Uncertainty marks the trajectory of Erdogan’s ‘new Turkey’ foreign policy. The assumptions upon which Turkish Prime Minister and former Foreign Minister Ahmet Davutoglu based Turkey’s current foreign policy, including the prediction of a decline in power of the autocratic regimes in Gulf States as well as the assumed result that the Middle East will model their governments on the AKP’s brand of populist and religiously conservative policies, lack a remarkable degree of success in the volatile region. Firstly, the demise of the AKP’s infamous ‘zero problems with neighbors’ policy, which sought to eliminate ‘problems with neighbors’ by encouraging the acceptance of the AKP’s model abroad, failed most notably in Israel and Egypt after diplomatic conflicts resulted in the expulsion of the Turkish ambassador in both countries. Convincing other countries in the region to accept Turkish values proved to be a more difficult task than even Erdogan’s bravado could accomplish. Furthermore, Turkish refusal to combat the threat the Islamic State (IS) poses in Syria and Iraq wins neither regional influence nor allies. Indeed, Turkey’s policy of strategic inaction against IS resulted in neglect of the acute refugee crisis, as well as the flow of Islamic militants travelling to Syria via the Turkish border, and the instability in Turkey’s Kurdish-dominated eastern regions, all to the detriment of Turkey itself. In other words, the failure of the ‘zero problems with neighbors’ policy, combined with its weak stance in the conflict against IS, signals Erdogan’s serious lack of a foreign policy backup plan. Despite Erdogan’s best efforts to cover-up these weaknesses in the form of a massive palace to display Turkey’s power and greatness, the palace simply shows that Erdogan’s current ‘new Turkey’ policies are as hollow as his rhetoric and as shallow as his new presidential mega-mansion.

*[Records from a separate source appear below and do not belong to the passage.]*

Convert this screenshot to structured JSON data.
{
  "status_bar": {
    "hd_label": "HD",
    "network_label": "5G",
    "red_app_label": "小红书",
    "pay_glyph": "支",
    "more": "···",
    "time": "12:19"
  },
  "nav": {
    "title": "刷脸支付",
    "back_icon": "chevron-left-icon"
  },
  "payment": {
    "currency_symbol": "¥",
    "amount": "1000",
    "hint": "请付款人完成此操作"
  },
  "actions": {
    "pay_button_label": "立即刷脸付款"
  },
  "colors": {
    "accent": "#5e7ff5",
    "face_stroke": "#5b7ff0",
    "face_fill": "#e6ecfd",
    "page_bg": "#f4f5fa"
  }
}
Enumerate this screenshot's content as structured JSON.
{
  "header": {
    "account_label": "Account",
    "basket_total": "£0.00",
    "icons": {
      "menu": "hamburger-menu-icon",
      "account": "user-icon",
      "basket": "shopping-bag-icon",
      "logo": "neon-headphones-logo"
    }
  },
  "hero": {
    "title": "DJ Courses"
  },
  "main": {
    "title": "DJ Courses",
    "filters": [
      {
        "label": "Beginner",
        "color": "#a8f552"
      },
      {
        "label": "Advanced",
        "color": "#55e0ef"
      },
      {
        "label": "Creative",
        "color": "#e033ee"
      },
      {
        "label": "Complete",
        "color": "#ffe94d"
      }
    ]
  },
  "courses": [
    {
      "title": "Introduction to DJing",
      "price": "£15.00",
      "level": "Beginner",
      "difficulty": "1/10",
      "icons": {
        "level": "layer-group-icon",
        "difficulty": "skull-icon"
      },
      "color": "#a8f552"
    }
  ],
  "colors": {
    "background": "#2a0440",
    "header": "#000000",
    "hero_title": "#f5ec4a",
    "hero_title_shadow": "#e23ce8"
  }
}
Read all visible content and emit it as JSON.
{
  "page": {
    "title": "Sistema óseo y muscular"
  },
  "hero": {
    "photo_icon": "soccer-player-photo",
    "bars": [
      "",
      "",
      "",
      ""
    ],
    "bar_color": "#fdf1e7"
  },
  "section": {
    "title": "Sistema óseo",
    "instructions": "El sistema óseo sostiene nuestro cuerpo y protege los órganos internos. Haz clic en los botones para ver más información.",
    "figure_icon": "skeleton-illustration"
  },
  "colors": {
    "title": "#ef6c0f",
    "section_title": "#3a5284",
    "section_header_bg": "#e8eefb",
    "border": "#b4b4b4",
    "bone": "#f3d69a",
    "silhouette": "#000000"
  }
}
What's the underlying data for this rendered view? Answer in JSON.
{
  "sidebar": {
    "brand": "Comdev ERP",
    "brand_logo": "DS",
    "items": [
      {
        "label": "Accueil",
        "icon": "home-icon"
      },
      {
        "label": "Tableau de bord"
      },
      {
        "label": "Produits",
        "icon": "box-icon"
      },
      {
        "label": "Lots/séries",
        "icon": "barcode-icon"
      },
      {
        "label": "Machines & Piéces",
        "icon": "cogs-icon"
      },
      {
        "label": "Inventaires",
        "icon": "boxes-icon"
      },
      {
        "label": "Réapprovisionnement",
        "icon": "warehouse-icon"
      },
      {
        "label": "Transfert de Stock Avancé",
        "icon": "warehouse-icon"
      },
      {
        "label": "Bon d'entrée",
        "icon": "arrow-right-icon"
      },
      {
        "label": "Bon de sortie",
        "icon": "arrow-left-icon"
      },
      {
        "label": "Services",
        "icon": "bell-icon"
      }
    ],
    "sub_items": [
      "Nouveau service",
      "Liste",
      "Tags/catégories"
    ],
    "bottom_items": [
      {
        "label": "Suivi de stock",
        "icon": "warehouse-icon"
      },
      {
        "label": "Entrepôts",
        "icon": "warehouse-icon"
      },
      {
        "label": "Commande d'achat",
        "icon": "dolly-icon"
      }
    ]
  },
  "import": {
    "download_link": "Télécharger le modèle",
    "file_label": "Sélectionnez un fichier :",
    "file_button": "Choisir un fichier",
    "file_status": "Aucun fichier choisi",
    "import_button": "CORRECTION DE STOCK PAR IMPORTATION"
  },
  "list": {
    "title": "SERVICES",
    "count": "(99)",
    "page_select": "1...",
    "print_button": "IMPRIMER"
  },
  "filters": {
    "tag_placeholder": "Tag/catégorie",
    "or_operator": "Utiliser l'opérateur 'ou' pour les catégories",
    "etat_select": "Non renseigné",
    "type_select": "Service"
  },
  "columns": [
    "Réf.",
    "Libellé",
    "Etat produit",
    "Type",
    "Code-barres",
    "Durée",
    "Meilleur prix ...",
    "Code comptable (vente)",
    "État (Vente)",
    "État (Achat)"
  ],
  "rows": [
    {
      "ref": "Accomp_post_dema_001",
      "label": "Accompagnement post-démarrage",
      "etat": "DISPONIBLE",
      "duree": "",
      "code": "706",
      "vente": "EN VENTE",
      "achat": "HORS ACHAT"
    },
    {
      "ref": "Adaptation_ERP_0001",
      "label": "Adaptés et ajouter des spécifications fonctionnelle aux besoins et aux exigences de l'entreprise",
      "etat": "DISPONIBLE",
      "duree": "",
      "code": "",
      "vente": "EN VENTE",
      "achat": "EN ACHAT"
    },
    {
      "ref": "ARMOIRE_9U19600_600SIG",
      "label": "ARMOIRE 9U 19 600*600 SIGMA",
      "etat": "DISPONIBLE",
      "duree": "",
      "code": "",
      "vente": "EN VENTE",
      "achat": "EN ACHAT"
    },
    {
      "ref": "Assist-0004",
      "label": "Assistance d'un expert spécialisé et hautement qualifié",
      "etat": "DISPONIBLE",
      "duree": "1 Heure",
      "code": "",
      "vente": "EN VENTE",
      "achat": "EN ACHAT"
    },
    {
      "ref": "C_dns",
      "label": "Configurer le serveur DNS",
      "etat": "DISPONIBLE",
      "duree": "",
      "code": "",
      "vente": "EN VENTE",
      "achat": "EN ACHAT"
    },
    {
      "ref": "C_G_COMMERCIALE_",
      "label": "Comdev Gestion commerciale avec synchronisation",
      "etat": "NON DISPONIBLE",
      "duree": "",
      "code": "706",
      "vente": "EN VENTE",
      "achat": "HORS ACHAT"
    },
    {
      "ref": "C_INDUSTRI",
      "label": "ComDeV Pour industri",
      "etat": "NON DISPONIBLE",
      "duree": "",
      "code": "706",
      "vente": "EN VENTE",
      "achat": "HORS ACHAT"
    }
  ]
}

 http://www.nytimes.com/2014/08/23/opinion/turkeys-failed-foreign-policy.html; http://www.nytimes.com/2014/11/01/world/europe/erdogan-uses-conflict-to-consolidate-power.html